Honest answer (leaving the funding mechanism aside for the moment): I'd have to know whether the system compromised or reduced the quality of care to those who already have care now or not. (Did that make grammatical sense, I'm tired).

In other words, it is a cost benefit analysis. Show me the metric and I'll give you a straight answer.
tom said…
My answer to delacrat's question is posted on the LPD website.

Popular posts from this blog

Comment Rescue (?) and child-related gun violence in Delaware

In my post about the idiotic over-reaction to a New Jersey 10-year-old posing with his new squirrel rifle , Dana Garrett left me this response: One waits, apparently in vain, for you to post the annual rates of children who either shoot themselves or someone else with a gun.

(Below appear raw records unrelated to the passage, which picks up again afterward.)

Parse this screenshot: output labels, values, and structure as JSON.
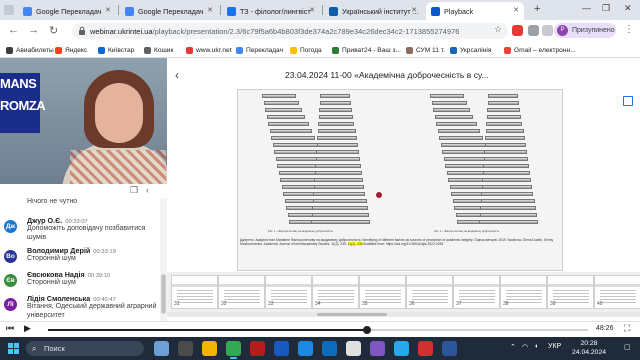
{
  "colors": {
    "accent": "#1a73e8",
    "tabbar_bg": "#dfe3eb",
    "taskbar_bg": "#1f2a3a",
    "highlight": "#ffff33"
  },
  "browser": {
    "tabs": [
      {
        "label": "Google Перекладач",
        "icon": "google-translate-icon",
        "active": false
      },
      {
        "label": "Google Перекладач",
        "icon": "google-translate-icon",
        "active": false
      },
      {
        "label": "ТЗ - філолог/лингвіст",
        "icon": "document-icon",
        "active": false
      },
      {
        "label": "Український інститут ...",
        "icon": "institute-icon",
        "active": false
      },
      {
        "label": "Playback",
        "icon": "playback-icon",
        "active": true
      }
    ],
    "url_host": "webinar.ukrintei.ua",
    "url_path": "/playback/presentation/2.3/6c79f5a6b4b803f3de374a2c789e34c26dec34c2-1713855274976",
    "profile_label": "Призупинено",
    "profile_initial": "Р"
  },
  "bookmarks": [
    {
      "label": "Авиабилеты",
      "icon": "apps-icon"
    },
    {
      "label": "Яндекс",
      "icon": "yandex-icon"
    },
    {
      "label": "Київстар",
      "icon": "kyivstar-icon"
    },
    {
      "label": "Кошик",
      "icon": "cart-icon"
    },
    {
      "label": "www.ukr.net",
      "icon": "ukrnet-icon"
    },
    {
      "label": "Перекладач",
      "icon": "translate-icon"
    },
    {
      "label": "Погода",
      "icon": "weather-icon"
    },
    {
      "label": "Приват24 - Ваш з...",
      "icon": "privat-icon"
    },
    {
      "label": "СУМ 11 т.",
      "icon": "dictionary-icon"
    },
    {
      "label": "Укрсалінія",
      "icon": "ukrsalinia-icon"
    },
    {
      "label": "Gmail – електронн...",
      "icon": "gmail-icon"
    }
  ],
  "video": {
    "banner_line1": "MANS",
    "banner_line2": "ROMZA"
  },
  "chat": {
    "messages": [
      {
        "initials": "",
        "name": "",
        "time": "",
        "text": "Нічого не чутно",
        "color": "#9e9e9e"
      },
      {
        "initials": "Дж",
        "name": "Джур О.Є.",
        "time": "00:33:07",
        "text": "Допоможіть доповідачу позбавитися шумів",
        "color": "#1976d2"
      },
      {
        "initials": "Во",
        "name": "Володимир Дерій",
        "time": "00:33:19",
        "text": "Сторонній шум",
        "color": "#283593"
      },
      {
        "initials": "Єв",
        "name": "Євсюкова Надія",
        "time": "00:39:10",
        "text": "Сторонній шум",
        "color": "#388e3c"
      },
      {
        "initials": "Лі",
        "name": "Лідія Смоленська",
        "time": "00:40:47",
        "text": "Вітання, Одеський державний аграрний університет",
        "color": "#7b1fa2"
      }
    ]
  },
  "slide": {
    "title": "23.04.2024 11-00 «Академічна доброчесність в су...",
    "caption_left": "Рис. 1 – Фактори впливу на академічну доброчесність",
    "caption_right": "Рис. 2 – Фактори впливу на академічну доброчесність",
    "body_before": "Джерело: Adapted from Mahatme Фактори впливу на академічну доброчесність: Identifying of different factors as sources of perception of academic integrity. Оцінка авторів: 2019. Nadirova, Olena Dudek, Serhiy Moskovchenko. Academic Journal of Interdisciplinary Studies, 11(2), 239.",
    "highlight": "11(2), 239",
    "body_after": " Available from: https://doi.org/10.36941/ajis-2022-0053"
  },
  "thumbnails": [
    {
      "num": "31"
    },
    {
      "num": "32"
    },
    {
      "num": "33"
    },
    {
      "num": "34"
    },
    {
      "num": "35"
    },
    {
      "num": "36"
    },
    {
      "num": "37"
    },
    {
      "num": "38"
    },
    {
      "num": "39"
    },
    {
      "num": "40"
    }
  ],
  "player": {
    "progress": 0.59,
    "duration": "48:26"
  },
  "taskbar": {
    "search_placeholder": "Поиск",
    "language": "УКР",
    "time": "20:28",
    "date": "24.04.2024"
  }
}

But then you Libertarians are notoriously ambivalent to and silent about data and facts and would rather talk abstract principles and fear monger (like the government will confiscate your guns). It doesn't require any degree of subtlety to see why you are data and fact adverse. The facts indicate we have a crisis with gun violence and accidents in the USA, and Libertarians offer nothing credible to address it. Lives, even the lives of children, get sacrificed to the fetishism of liberty. That's intellectual cowardice. OK, Dana, let's talk facts. According to the Children's Defense Fund , which is itself only querying the CDCP data base, fewer than 10 children/teens were killed per year in Delaw

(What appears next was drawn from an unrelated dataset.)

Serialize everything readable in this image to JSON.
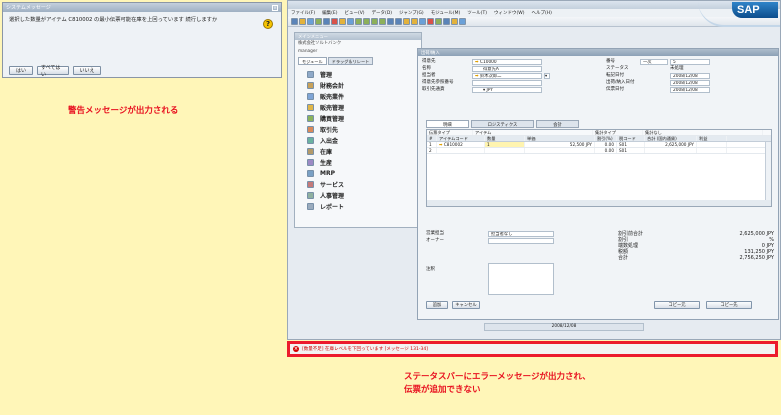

With apologies to Hube: dopey WNJ comments of the week

(Well, Hube, at least I'm pulling out Facebook comments and not poaching on your preserve in the Letters.) You will all remember the case this week of the photo of the young man posing with the .22LR squirrel rifle that his Dad got him for his birthday with resulted in Family Services and the local police attempting to search his house.  The story itself is a travesty since neither the father nor the boy had done anything remotely illegal (and check out the picture for how careful the son is being not to have his finger inside the trigger guard when the photo was taken). But the incident is chiefly important for revealing in the Comments Section--within Delaware--the fact that many backers of "common sense gun laws" really do have the elimination of 2nd Amendment rights and eventual outright confiscation of all privately held firearms as their objective: Let's run that by again: Elliot Jacobson says, This instance is not a case of a father bonding with h

A reply to Salon's R. J. Eskrow, and his 11 stupid questions about Libertarians

Posts here have been in short supply as I have been living life and trying to get a campaign off the ground. But "11 questions to see if Libertarians are hypocrites" by R. J. Eskrow, picked up at Salon , was just so freaking lame that I spent half an hour answering them. In the end (but I'll leave it to your judgment), it is not that Libertarians or Libertarian theory looks hypocritical, but that the best that can be said for Mr. Eskrow is that he doesn't have the faintest clue what he's talking about. That's ok, because even ill-informed attacks by people like this make an important point:  Libertarian ideas (as opposed to Conservative ideas, which are completely different) are making a comeback as the dynamic counterpoint to "politics as usual," and so every hack you can imagine must be dragged out to refute them. Ergo:  Mr. Eskrow's 11 questions, with answers: 1.       Are unions, political parties, elections, and